The profunda artery perforator (PAP) flap has been demonstrated to be an effective method of autologous breast reconstruction, particularly when the abdominal donor site is contraindicated. However, there are no current reports regarding the use of a sensate PAP flap in this type of reconstruction. The objective of this study is to describe the feasibility and anatomic location of the sensory nerves supplying the PAP flap in relation to surface landmarks for use in autologous breast reconstruction.
In this anatomic study, 10 cadaver lower limbs were microsurgically dissected. We investigated the posterior femoral cutaneous nerve (PFCN), which supplies sensation to the skin of the posterior thigh and distribution of the PAP flap. The midline of the posterior thigh and gluteal crease were used for surface landmarks. The diameter and length of the nerve branches were documented.
There were between 2 and 5 PFCN branches, with an average of 3 branches, that were found within the distribution of the PAP flap. Measurements were taken from the gluteal crease and midline to the nerve branches. The average distance caudal to the gluteal crease was 2.4 cm (0 to 7 cm). The average distance medial to the midline was 4.3 cm (0.2 to 8.1 cm). The average diameter of the nerve branches was 1.8 mm (1 to 2.5 mm). The average length of nerve branches from the flap to the fascia was 2.0 cm (1.5 to 2.4 cm). The maximum length of the nerve branches from the flap to the main trunk of the PFCN was 7.8 cm when tracing the nerve branches intramuscularly.

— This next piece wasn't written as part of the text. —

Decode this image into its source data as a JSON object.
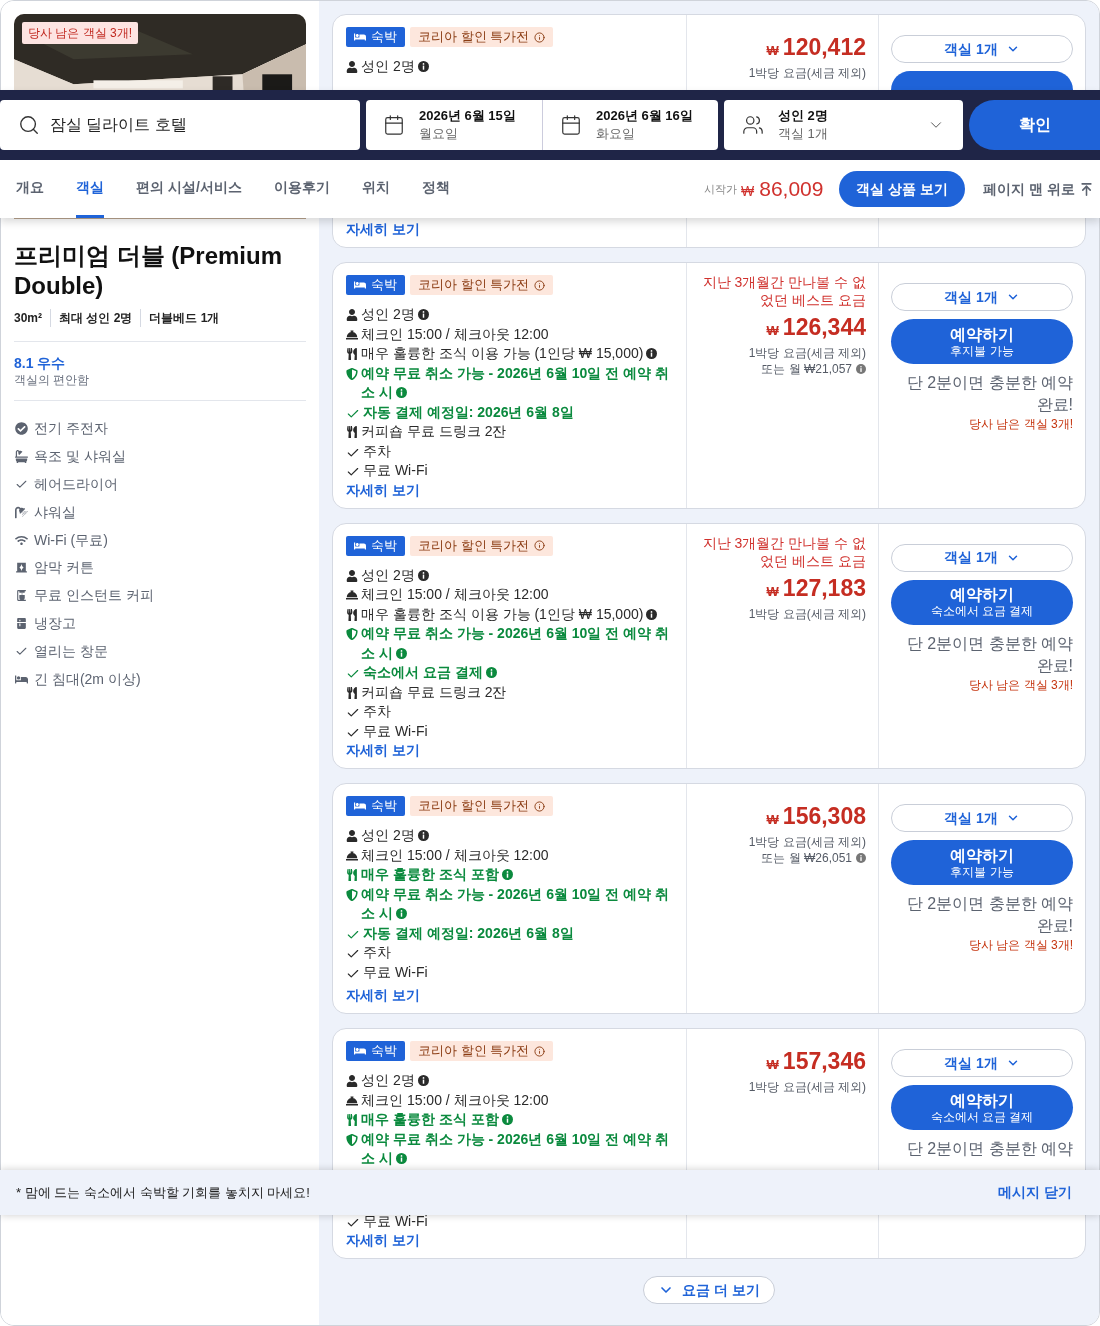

The findings from this study provide an anatomic basis for the sensate PAP flap that would potentially provide an additional dimension to the use of this perforator flap in autologous breast reconstruction. These preliminary results are promising, and further physiological studies are warranted to validate the use of this sensate flap.